When a zone contains secure delegations, then a relatively short signature validity period protects the child against replay attacks in the case where the child's key is compromised (see Section 4.3.4). Since there is a higher operational risk for the parent registry when choosing a short validity period and a higher operational risk for the child when choosing a long validity period, some (price) differentiation may occur for validity periods between individual DS RRs in a single zone. There seem to be no other arguments for differentiation in validity periods.
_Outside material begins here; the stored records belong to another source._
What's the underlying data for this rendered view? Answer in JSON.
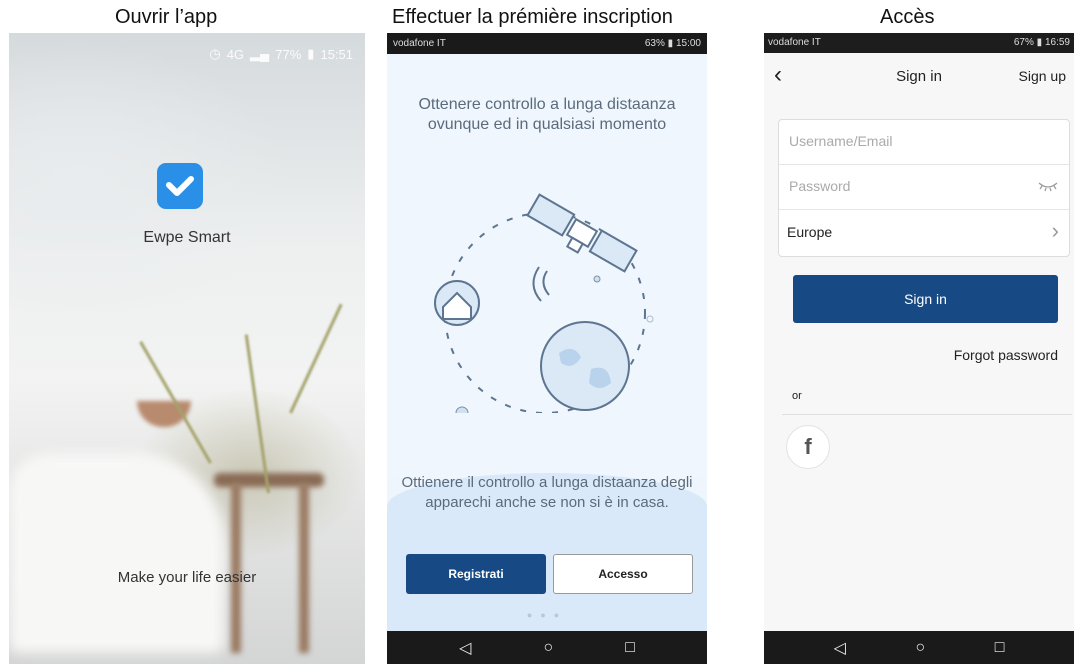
{
  "captions": {
    "open_app": "Ouvrir l’app",
    "first_signup": "Effectuer la prémière inscription",
    "access": "Accès"
  },
  "splash": {
    "status": {
      "network": "4G",
      "battery": "77%",
      "time": "15:51"
    },
    "app_name": "Ewpe Smart",
    "slogan": "Make your life easier",
    "logo_icon": "ewpe-check-logo",
    "logo_color": "#2a8fe7"
  },
  "onboarding": {
    "status": {
      "carrier": "vodafone IT",
      "battery": "63%",
      "time": "15:00"
    },
    "headline": "Ottenere controllo a lunga distaanza ovunque ed in qualsiasi momento",
    "description": "Ottienere il controllo a lunga distaanza degli apparechi anche se non si è in casa.",
    "register_label": "Registrati",
    "access_label": "Accesso",
    "accent_color": "#174a84"
  },
  "signin": {
    "status": {
      "carrier": "vodafone IT",
      "battery": "67%",
      "time": "16:59"
    },
    "title": "Sign in",
    "signup_label": "Sign up",
    "username_placeholder": "Username/Email",
    "password_placeholder": "Password",
    "region": "Europe",
    "signin_label": "Sign in",
    "forgot_label": "Forgot password",
    "or_label": "or",
    "facebook_icon": "facebook-icon"
  }
}
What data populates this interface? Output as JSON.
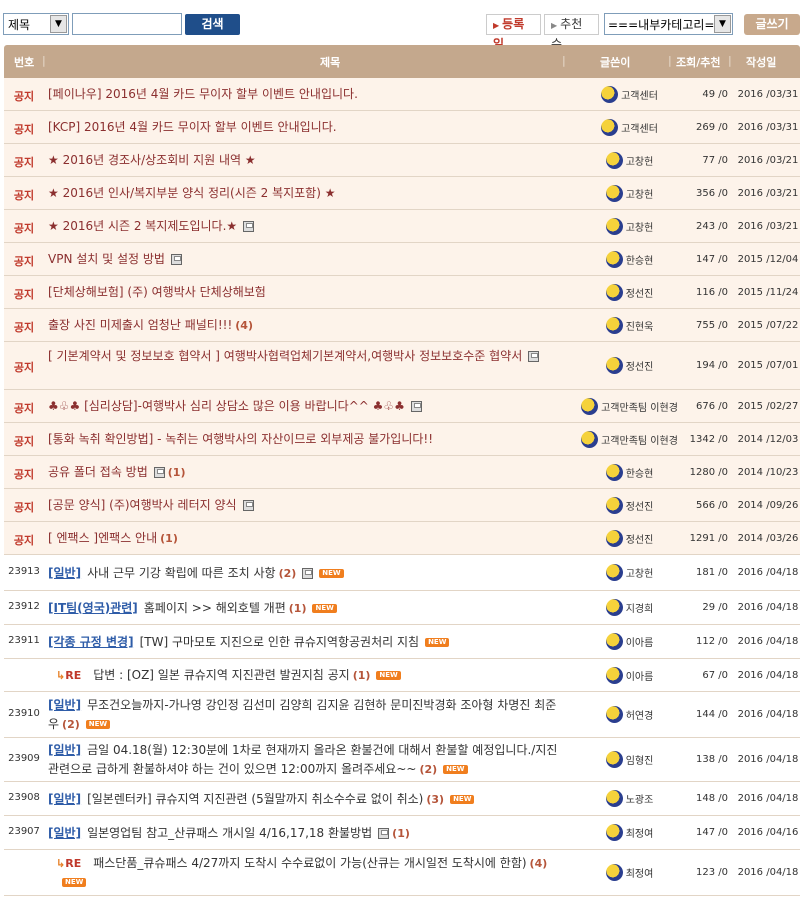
{
  "toolbar": {
    "search_field": "제목",
    "search_value": "",
    "search_button": "검색",
    "sort_registered": "등록일",
    "sort_recommend": "추천수",
    "category_select": "===내부카테고리==",
    "write_button": "글쓰기"
  },
  "header": {
    "num": "번호",
    "title": "제목",
    "author": "글쓴이",
    "views": "조회/추천",
    "date": "작성일"
  },
  "rows": [
    {
      "num": "공지",
      "notice": true,
      "title": "[페이나우] 2016년 4월 카드 무이자 할부 이벤트 안내입니다.",
      "author": "고객센터",
      "views": "49 /0",
      "date": "2016 /03/31"
    },
    {
      "num": "공지",
      "notice": true,
      "title": "[KCP] 2016년 4월 카드 무이자 할부 이벤트 안내입니다.",
      "author": "고객센터",
      "views": "269 /0",
      "date": "2016 /03/31"
    },
    {
      "num": "공지",
      "notice": true,
      "title": "★ 2016년 경조사/상조회비 지원 내역 ★",
      "author": "고창헌",
      "views": "77 /0",
      "date": "2016 /03/21"
    },
    {
      "num": "공지",
      "notice": true,
      "title": "★ 2016년 인사/복지부분 양식 정리(시즌 2 복지포함) ★",
      "author": "고창헌",
      "views": "356 /0",
      "date": "2016 /03/21"
    },
    {
      "num": "공지",
      "notice": true,
      "title": "★ 2016년 시즌 2 복지제도입니다.★",
      "disk": true,
      "author": "고창헌",
      "views": "243 /0",
      "date": "2016 /03/21"
    },
    {
      "num": "공지",
      "notice": true,
      "title": "VPN 설치 및 설정 방법",
      "disk": true,
      "author": "한승현",
      "views": "147 /0",
      "date": "2015 /12/04"
    },
    {
      "num": "공지",
      "notice": true,
      "title": "[단체상해보험] (주) 여행박사 단체상해보험",
      "author": "정선진",
      "views": "116 /0",
      "date": "2015 /11/24"
    },
    {
      "num": "공지",
      "notice": true,
      "title": "출장 사진 미제출시 엄청난 패널티!!!",
      "comments": "(4)",
      "author": "진현욱",
      "views": "755 /0",
      "date": "2015 /07/22"
    },
    {
      "num": "공지",
      "notice": true,
      "title": "[ 기본계약서 및 정보보호 협약서 ] 여행박사협력업체기본계약서,여행박사 정보보호수준 협약서",
      "disk": true,
      "author": "정선진",
      "views": "194 /0",
      "date": "2015 /07/01",
      "tall": true
    },
    {
      "num": "공지",
      "notice": true,
      "title": "♣♧♣ [심리상담]-여행박사 심리 상담소 많은 이용 바랍니다^^ ♣♧♣",
      "disk": true,
      "author": "고객만족팀 이현경",
      "views": "676 /0",
      "date": "2015 /02/27"
    },
    {
      "num": "공지",
      "notice": true,
      "title": "[통화 녹취 확인방법] - 녹취는 여행박사의 자산이므로 외부제공 불가입니다!!",
      "author": "고객만족팀 이현경",
      "views": "1342 /0",
      "date": "2014 /12/03"
    },
    {
      "num": "공지",
      "notice": true,
      "title": "공유 폴더 접속 방법",
      "disk": true,
      "comments": "(1)",
      "author": "한승현",
      "views": "1280 /0",
      "date": "2014 /10/23"
    },
    {
      "num": "공지",
      "notice": true,
      "title": "[공문 양식] (주)여행박사 레터지 양식",
      "disk": true,
      "author": "정선진",
      "views": "566 /0",
      "date": "2014 /09/26"
    },
    {
      "num": "공지",
      "notice": true,
      "title": "[ 엔팩스 ]엔팩스 안내",
      "comments": "(1)",
      "author": "정선진",
      "views": "1291 /0",
      "date": "2014 /03/26"
    },
    {
      "num": "23913",
      "category": "[일반]",
      "title": "사내 근무 기강 확립에 따른 조치 사항",
      "comments": "(2)",
      "disk": true,
      "isnew": true,
      "author": "고창헌",
      "views": "181 /0",
      "date": "2016 /04/18"
    },
    {
      "num": "23912",
      "category": "[IT팀(영국)관련]",
      "title": "홈페이지 >> 해외호텔 개편",
      "comments": "(1)",
      "isnew": true,
      "author": "지경희",
      "views": "29 /0",
      "date": "2016 /04/18"
    },
    {
      "num": "23911",
      "category": "[각종 규정 변경]",
      "title": "[TW] 구마모토 지진으로 인한 큐슈지역항공권처리 지침",
      "isnew": true,
      "author": "이아름",
      "views": "112 /0",
      "date": "2016 /04/18"
    },
    {
      "num": "",
      "reply": true,
      "title": "답변 : [OZ] 일본 큐슈지역 지진관련 발권지침 공지",
      "comments": "(1)",
      "isnew": true,
      "author": "이아름",
      "views": "67 /0",
      "date": "2016 /04/18"
    },
    {
      "num": "23910",
      "category": "[일반]",
      "title": "무조건오늘까지-가나영 강인정 김선미 김양희 김지윤 김현하 문미진박경화 조아형 차명진 최준우",
      "comments": "(2)",
      "isnew": true,
      "author": "허연경",
      "views": "144 /0",
      "date": "2016 /04/18",
      "tall": true
    },
    {
      "num": "23909",
      "category": "[일반]",
      "title": "금일 04.18(월) 12:30분에 1차로 현재까지 올라온 환불건에 대해서 환불할 예정입니다./지진관련으로 급하게 환불하셔야 하는 건이 있으면 12:00까지 올려주세요~~",
      "comments": "(2)",
      "isnew": true,
      "author": "임형진",
      "views": "138 /0",
      "date": "2016 /04/18",
      "tall": true
    },
    {
      "num": "23908",
      "category": "[일반]",
      "title": "[일본렌터카] 큐슈지역 지진관련 (5월말까지 취소수수료 없이 취소)",
      "comments": "(3)",
      "isnew": true,
      "author": "노광조",
      "views": "148 /0",
      "date": "2016 /04/18"
    },
    {
      "num": "23907",
      "category": "[일반]",
      "title": "일본영업팀 참고_산큐패스 개시일 4/16,17,18 환불방법",
      "comments": "(1)",
      "disk": true,
      "author": "최정여",
      "views": "147 /0",
      "date": "2016 /04/16"
    },
    {
      "num": "",
      "reply": true,
      "title": "패스단품_큐슈패스 4/27까지 도착시 수수료없이 가능(산큐는 개시일전 도착시에 한함)",
      "comments": "(4)",
      "isnew": true,
      "author": "최정여",
      "views": "123 /0",
      "date": "2016 /04/18",
      "tall": true
    }
  ],
  "labels": {
    "re": "RE",
    "new": "NEW"
  }
}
data is accessible through query mechanisms, for some zone administrators this behavior is undesirable for policy, regulatory, or other reasons. Furthermore, NSEC requires a signature over every RR in the zone file, thereby ensuring that any denial of existence is cryptographically signed. However, in a large zone file containing many delegations, very few of which are to signed zones, this may produce unacceptable additional overhead, especially where insecure delegations are subject to frequent updates (a typical example might be a TLD operator with few registrants using secure delegations). NSEC3 allows intervals between two secure delegations to "opt out", in which case they may contain one or more insecure delegations, thus reducing the size and cryptographic complexity of the zone at the expense of the ability to cryptographically deny the existence of names in a specific span. The NSEC3 record uses a hashing method of the requested name. To increase the workload required to guess entries in the zone, the number of hashing iterations can be specified in the NSEC3 record. Additionally, a salt can be specified that also modifies the hashes. Note that NSEC3 does not give full protection against information leakage from the zone (you can still derive the size of the zone, which RRTYPEs are in there, etc.). Section 5.3.4).
RFC5155] specifically states: "When specifying a new hash algorithm for use with NSEC3, a transition mechanism MUST also be defined". Therefore, this document does not consider NSEC3 hash algorithm transition. RFC 5155 Section 10.3 [RFC5155] considers the tradeoffs between incurring cost during the signing process and imposing costs to the validating name server, while still providing a reasonable barrier against dictionary attacks. It provides useful limits of iterations for a given RSA key size. These are 150 iterations for 1024-bit keys, 500 iterations for 2048-bit keys, and 2,500 iterations for 4096-bit keys. Choosing a value of 100 iterations is deemed to be a sufficiently costly, yet not excessive, value: In the worst-case scenario, the performance of name servers would be halved, regardless of key size [NSEC3-HASH-PERF].
Section 12.2 of RFC 5155 [RFC5155].